• **WORK ITEM**
Every line that holds the word "time" needs to be copied from the data below.

[Component data from apps and pages]

·····

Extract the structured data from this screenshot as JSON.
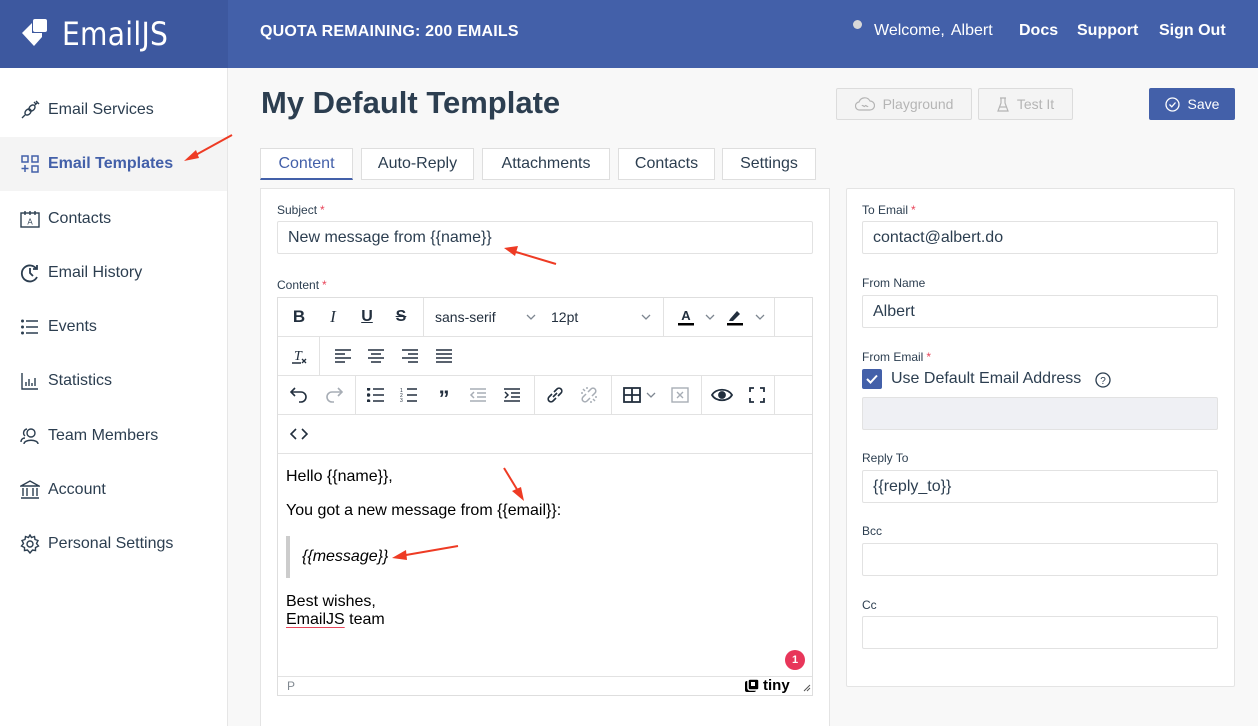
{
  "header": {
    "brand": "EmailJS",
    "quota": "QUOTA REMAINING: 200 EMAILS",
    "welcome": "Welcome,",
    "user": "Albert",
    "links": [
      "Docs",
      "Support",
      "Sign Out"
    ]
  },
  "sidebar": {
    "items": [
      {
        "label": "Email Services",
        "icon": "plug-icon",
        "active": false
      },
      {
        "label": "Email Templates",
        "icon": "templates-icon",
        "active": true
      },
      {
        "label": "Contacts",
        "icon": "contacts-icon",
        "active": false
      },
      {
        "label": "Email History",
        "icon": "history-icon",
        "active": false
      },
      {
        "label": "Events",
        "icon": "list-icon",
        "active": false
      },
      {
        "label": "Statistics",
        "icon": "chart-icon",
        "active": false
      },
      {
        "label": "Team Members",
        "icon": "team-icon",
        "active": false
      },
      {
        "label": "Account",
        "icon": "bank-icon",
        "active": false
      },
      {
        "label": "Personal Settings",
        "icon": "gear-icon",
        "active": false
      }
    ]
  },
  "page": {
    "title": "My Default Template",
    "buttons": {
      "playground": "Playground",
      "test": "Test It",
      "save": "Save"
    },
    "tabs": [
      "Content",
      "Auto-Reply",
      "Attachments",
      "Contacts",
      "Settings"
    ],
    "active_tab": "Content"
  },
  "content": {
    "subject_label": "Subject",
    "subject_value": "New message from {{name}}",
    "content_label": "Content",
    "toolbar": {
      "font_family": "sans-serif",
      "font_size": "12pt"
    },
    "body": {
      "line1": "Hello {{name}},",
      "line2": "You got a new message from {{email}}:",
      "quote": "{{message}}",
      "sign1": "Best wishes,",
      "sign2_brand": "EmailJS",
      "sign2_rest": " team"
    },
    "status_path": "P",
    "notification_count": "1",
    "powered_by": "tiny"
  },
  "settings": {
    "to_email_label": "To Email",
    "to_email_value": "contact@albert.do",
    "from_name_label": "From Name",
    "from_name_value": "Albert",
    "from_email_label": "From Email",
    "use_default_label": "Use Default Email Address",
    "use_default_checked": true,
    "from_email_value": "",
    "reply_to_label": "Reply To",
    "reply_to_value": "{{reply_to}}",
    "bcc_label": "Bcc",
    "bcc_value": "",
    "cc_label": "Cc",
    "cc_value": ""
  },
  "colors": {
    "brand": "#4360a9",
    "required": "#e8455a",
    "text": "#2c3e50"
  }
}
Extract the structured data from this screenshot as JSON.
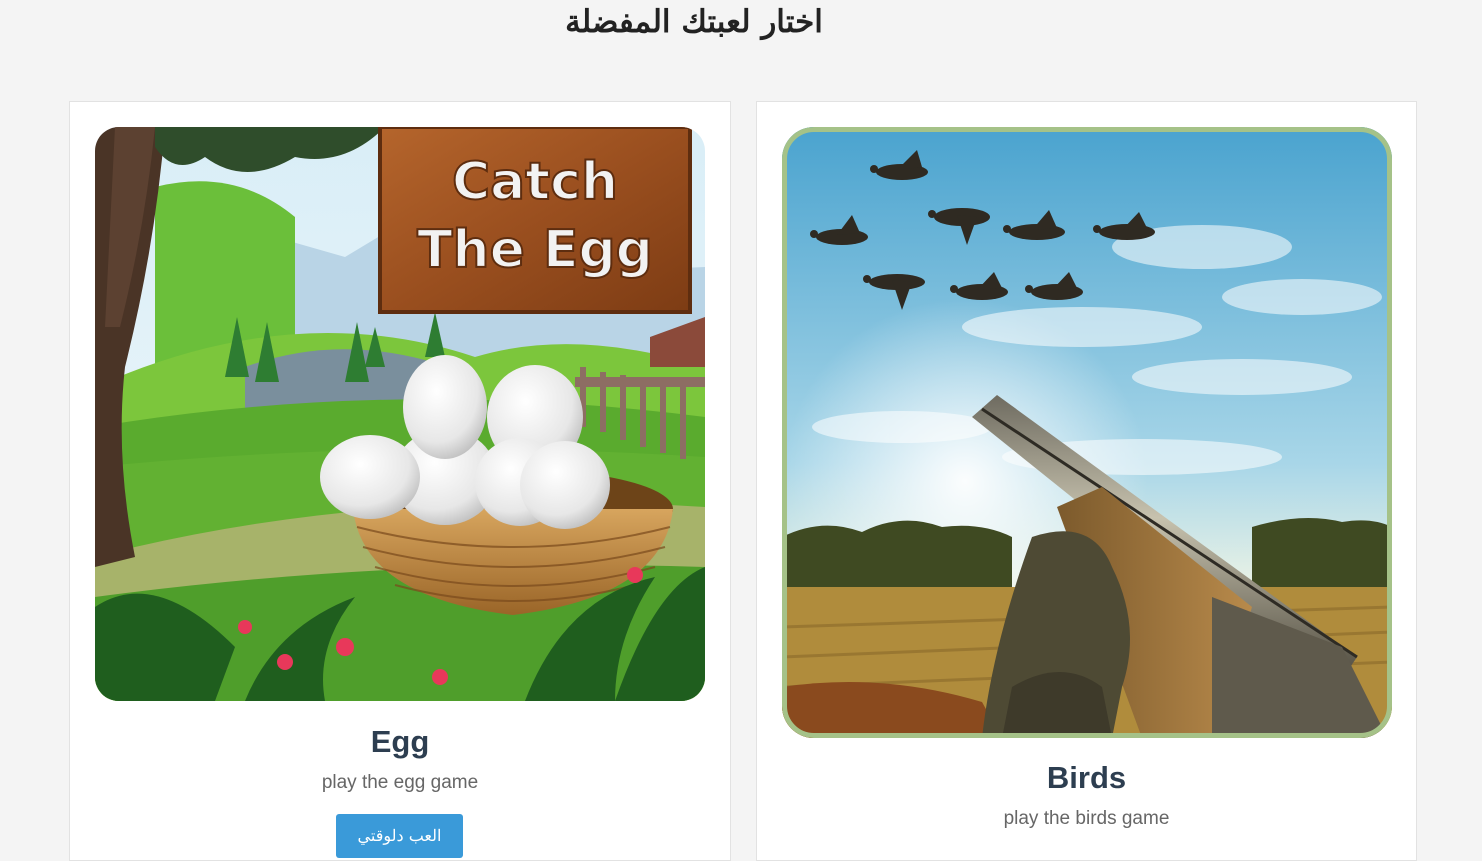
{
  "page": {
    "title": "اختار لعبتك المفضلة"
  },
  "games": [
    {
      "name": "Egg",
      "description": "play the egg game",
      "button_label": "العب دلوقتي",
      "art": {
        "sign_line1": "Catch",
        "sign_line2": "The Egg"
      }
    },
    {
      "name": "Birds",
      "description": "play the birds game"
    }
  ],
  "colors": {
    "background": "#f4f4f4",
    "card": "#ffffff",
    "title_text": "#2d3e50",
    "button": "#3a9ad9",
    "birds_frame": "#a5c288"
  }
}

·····

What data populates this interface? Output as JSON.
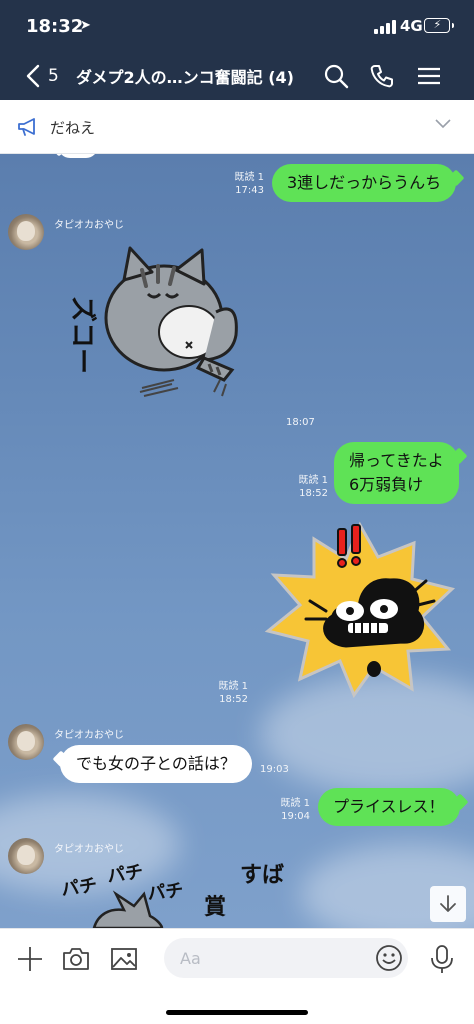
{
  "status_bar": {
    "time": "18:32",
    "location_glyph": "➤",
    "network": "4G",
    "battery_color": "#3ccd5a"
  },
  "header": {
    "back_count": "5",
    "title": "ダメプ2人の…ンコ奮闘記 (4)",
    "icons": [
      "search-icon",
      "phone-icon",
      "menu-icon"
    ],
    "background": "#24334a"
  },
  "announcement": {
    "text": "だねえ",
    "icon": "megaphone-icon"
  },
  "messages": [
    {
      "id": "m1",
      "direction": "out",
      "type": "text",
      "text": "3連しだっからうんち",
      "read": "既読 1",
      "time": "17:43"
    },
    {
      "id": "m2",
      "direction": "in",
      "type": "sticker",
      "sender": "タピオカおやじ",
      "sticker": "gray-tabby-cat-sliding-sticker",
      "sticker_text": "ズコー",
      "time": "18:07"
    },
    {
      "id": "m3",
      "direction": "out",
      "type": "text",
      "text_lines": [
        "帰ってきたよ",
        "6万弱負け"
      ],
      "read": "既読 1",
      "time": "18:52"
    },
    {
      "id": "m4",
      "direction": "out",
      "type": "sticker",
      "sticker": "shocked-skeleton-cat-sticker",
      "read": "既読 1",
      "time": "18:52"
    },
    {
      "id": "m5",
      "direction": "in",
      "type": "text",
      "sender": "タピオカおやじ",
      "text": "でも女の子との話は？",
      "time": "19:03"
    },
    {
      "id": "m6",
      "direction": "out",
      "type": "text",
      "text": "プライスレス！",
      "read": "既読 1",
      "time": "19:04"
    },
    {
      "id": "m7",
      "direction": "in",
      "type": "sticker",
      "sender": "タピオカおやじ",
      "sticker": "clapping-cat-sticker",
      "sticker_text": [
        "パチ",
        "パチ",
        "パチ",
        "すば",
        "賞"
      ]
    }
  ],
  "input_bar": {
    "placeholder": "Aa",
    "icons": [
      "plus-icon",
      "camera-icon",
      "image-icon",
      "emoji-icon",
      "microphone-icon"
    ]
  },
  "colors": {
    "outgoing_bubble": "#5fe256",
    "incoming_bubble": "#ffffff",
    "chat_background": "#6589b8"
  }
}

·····

• **SOLUTION FOR THIS TASK**
    "time": "18:32",
      "time": "17:43"
      "time": "18:07"
      "time": "18:52"
      "time": "18:52"
      "time": "19:03"
      "time": "19:04"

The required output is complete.